Goal of the exercise: Go through the data and copy each line where the word "this" shows up.

(Dataset rows describing interfaces)
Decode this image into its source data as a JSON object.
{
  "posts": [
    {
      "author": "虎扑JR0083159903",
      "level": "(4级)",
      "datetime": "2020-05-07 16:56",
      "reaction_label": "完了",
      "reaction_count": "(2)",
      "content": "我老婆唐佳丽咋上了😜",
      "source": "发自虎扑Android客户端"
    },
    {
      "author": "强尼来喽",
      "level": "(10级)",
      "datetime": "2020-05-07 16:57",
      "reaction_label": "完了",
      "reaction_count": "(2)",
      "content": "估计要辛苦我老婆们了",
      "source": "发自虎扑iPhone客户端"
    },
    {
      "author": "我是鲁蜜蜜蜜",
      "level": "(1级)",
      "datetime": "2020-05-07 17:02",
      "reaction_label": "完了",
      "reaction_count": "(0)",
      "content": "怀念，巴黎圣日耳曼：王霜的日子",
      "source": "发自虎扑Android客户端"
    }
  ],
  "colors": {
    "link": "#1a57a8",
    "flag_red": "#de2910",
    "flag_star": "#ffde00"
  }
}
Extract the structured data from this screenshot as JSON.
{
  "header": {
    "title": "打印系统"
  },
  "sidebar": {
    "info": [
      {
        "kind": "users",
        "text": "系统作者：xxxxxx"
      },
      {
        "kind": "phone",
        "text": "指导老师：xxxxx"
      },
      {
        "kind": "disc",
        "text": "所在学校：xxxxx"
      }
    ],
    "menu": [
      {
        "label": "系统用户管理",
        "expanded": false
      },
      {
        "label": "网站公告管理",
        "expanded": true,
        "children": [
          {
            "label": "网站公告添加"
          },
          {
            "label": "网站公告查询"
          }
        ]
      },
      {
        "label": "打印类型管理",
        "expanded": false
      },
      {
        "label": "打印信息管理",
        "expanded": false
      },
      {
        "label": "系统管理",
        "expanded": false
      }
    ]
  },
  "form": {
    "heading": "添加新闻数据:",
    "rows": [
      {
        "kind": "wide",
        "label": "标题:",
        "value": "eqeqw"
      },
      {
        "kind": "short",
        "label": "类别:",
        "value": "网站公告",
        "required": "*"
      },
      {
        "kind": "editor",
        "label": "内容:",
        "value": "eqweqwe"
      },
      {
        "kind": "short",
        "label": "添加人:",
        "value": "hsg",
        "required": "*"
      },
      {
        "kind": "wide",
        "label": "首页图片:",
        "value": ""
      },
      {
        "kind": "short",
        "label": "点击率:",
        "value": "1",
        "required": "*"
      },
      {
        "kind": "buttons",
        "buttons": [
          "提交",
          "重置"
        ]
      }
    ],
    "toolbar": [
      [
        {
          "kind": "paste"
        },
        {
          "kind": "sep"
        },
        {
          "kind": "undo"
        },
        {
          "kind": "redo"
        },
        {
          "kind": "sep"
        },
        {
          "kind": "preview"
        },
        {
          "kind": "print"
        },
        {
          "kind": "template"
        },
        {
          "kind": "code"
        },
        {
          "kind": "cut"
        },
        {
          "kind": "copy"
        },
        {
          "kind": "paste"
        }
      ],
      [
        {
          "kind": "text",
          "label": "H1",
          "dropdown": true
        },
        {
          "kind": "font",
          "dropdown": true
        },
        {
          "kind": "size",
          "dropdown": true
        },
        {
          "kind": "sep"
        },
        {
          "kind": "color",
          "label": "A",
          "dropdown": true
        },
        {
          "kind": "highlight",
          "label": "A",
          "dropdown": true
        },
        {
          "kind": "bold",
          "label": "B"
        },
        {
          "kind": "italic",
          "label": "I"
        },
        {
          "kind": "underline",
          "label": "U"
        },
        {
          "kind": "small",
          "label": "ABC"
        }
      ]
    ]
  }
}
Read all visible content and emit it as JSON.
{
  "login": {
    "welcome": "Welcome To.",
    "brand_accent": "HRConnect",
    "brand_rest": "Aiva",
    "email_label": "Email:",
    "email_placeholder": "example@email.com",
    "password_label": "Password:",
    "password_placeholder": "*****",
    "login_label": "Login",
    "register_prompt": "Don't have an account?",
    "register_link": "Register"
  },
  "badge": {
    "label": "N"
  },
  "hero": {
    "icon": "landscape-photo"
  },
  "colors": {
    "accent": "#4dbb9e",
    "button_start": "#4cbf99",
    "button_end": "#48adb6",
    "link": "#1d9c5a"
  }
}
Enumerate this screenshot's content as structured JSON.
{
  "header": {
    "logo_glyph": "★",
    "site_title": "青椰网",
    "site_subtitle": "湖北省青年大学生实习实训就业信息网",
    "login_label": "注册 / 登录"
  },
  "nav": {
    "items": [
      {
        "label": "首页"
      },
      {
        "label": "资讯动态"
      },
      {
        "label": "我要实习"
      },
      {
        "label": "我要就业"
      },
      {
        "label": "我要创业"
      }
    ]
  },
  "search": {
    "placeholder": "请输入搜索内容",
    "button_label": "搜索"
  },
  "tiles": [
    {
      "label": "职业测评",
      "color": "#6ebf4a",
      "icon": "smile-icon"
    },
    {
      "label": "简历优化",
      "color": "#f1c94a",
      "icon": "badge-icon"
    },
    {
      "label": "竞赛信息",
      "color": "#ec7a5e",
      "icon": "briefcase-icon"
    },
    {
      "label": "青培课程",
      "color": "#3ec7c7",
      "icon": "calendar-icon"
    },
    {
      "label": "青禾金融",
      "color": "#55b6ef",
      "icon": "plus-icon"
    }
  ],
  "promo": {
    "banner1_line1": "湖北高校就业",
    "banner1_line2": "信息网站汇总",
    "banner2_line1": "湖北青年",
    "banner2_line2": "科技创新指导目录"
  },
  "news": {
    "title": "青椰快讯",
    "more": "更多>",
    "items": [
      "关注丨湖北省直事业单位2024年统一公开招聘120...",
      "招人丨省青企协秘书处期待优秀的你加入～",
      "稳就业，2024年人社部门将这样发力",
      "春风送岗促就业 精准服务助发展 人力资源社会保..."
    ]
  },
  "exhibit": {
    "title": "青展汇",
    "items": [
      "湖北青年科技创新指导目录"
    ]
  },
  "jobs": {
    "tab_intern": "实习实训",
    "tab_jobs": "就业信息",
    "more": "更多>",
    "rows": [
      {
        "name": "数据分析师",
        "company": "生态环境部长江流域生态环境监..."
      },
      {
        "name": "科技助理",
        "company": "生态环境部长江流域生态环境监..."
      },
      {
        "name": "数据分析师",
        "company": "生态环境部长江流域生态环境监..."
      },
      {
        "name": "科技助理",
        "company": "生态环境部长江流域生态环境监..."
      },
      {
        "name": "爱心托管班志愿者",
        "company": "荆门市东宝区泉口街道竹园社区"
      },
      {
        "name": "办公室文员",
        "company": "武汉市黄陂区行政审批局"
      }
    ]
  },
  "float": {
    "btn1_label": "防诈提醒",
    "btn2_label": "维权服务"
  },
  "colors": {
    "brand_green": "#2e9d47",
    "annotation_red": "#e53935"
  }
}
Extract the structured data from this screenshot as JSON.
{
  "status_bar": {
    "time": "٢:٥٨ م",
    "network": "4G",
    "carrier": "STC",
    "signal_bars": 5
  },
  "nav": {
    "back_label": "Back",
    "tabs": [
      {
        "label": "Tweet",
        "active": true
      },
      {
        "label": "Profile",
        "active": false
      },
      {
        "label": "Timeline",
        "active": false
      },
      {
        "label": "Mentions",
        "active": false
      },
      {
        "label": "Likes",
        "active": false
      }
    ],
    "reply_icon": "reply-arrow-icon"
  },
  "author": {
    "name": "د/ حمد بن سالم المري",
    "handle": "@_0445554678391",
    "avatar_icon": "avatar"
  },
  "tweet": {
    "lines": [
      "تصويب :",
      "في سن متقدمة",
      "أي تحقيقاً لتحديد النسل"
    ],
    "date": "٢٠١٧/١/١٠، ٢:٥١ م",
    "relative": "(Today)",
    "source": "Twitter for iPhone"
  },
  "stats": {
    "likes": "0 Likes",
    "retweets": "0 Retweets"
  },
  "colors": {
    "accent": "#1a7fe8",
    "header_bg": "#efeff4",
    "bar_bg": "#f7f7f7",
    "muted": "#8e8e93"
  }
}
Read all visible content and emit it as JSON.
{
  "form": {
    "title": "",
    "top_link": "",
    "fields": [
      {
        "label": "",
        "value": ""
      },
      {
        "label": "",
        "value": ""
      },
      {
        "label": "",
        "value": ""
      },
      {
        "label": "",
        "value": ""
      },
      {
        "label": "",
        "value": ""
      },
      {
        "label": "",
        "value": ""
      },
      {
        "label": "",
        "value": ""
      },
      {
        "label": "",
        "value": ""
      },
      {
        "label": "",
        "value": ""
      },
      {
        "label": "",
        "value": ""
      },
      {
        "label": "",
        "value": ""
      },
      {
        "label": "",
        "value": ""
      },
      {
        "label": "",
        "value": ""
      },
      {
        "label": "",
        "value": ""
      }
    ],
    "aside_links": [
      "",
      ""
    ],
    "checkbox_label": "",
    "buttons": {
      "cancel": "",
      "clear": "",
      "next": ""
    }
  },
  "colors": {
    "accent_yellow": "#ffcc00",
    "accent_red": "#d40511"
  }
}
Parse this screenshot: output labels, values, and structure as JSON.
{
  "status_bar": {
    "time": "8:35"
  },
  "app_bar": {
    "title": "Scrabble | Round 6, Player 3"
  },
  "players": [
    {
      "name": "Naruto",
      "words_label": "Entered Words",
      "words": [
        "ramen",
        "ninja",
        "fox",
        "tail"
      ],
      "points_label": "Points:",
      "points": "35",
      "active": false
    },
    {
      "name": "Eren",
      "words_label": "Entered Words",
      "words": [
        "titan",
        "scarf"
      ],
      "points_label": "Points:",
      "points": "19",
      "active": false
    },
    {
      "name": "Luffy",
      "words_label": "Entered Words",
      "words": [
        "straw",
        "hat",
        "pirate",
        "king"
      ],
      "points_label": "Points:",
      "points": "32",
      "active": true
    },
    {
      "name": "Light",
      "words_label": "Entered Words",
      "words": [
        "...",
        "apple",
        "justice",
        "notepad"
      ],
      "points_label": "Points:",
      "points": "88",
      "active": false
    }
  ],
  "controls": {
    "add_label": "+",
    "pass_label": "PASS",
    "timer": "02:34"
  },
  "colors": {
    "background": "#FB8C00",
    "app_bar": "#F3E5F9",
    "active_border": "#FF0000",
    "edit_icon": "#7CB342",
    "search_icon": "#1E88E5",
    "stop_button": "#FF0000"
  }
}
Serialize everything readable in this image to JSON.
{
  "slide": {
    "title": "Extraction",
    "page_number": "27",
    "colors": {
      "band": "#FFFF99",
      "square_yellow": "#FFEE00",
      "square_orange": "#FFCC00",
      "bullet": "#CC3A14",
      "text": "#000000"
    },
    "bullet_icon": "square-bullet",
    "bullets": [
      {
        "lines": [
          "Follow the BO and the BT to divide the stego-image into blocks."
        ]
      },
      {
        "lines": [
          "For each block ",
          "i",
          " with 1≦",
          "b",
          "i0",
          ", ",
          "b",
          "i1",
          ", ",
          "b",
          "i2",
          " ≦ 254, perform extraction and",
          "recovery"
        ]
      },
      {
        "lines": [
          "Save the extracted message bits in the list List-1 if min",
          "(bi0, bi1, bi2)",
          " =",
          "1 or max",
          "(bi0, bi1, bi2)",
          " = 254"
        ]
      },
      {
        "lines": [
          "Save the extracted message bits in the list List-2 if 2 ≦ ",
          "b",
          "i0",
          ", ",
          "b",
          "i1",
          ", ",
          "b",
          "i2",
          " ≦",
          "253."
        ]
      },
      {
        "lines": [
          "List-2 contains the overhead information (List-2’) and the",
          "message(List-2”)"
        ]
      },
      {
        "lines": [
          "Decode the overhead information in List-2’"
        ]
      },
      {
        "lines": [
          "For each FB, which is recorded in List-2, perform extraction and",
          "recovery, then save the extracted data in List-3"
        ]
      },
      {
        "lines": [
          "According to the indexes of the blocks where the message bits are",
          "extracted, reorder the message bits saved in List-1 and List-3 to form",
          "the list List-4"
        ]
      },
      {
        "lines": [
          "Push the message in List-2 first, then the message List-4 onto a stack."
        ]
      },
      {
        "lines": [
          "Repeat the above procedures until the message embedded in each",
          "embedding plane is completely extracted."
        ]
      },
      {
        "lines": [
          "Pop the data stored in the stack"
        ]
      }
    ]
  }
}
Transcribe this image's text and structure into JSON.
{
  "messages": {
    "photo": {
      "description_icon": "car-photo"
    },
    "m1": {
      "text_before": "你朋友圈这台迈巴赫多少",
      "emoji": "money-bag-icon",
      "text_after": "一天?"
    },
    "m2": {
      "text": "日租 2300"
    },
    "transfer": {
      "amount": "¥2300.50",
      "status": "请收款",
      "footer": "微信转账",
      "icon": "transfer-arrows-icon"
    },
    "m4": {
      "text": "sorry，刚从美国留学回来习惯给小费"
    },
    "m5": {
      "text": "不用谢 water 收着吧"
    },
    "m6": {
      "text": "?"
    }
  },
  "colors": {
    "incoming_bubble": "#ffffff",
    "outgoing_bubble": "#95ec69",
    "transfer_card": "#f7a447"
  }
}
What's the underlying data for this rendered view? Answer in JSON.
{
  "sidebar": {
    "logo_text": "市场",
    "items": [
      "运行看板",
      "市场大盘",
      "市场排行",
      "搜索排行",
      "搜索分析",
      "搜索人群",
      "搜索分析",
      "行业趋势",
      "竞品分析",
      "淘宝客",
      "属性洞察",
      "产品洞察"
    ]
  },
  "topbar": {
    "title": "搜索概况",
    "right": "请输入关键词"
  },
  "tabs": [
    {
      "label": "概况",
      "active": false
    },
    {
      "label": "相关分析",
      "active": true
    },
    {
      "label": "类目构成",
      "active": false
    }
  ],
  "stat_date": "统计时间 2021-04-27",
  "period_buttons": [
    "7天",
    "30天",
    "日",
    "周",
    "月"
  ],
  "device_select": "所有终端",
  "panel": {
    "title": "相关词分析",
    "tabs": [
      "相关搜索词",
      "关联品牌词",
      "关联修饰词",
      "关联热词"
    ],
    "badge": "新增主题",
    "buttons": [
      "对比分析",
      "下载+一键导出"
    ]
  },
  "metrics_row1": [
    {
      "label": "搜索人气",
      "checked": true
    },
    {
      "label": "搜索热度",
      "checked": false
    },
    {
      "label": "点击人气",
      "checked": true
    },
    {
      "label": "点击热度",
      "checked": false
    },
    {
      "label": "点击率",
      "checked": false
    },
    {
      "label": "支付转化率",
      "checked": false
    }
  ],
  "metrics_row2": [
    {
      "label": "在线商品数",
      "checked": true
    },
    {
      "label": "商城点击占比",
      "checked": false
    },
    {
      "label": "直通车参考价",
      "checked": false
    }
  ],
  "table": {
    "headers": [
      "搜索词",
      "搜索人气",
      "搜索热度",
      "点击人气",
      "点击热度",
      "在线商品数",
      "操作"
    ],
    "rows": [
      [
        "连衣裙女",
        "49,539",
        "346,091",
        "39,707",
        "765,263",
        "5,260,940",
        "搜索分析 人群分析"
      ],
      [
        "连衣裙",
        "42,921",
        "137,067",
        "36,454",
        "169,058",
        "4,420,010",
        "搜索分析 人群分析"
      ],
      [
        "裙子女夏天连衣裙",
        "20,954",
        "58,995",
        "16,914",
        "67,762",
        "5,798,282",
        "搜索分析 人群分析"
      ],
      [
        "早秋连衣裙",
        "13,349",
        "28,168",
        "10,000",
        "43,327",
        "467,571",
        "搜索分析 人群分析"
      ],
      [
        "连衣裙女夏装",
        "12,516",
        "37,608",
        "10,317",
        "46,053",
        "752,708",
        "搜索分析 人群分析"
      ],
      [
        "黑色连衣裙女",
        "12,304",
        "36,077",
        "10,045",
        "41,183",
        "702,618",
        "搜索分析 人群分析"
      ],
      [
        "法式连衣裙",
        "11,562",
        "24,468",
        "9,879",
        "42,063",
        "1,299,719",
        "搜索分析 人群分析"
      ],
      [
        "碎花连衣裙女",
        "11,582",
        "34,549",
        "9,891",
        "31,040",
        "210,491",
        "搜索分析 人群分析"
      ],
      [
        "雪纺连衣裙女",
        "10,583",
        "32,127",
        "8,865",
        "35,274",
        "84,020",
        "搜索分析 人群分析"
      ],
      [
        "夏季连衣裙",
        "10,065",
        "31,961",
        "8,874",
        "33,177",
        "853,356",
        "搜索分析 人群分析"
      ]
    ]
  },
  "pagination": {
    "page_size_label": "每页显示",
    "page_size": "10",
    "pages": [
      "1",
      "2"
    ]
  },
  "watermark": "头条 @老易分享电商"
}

Output:
Decode this image into its source data as a JSON object.
Extract the structured data from this screenshot as JSON.
Enumerate this screenshot's content as structured JSON.
Extract the structured data from this screenshot as JSON.
Parse this screenshot: output labels, values, and structure as JSON.
Serialize everything readable in this image to JSON.
Transcribe this image's text and structure into JSON.
What's the underlying data for this rendered view? Answer in JSON.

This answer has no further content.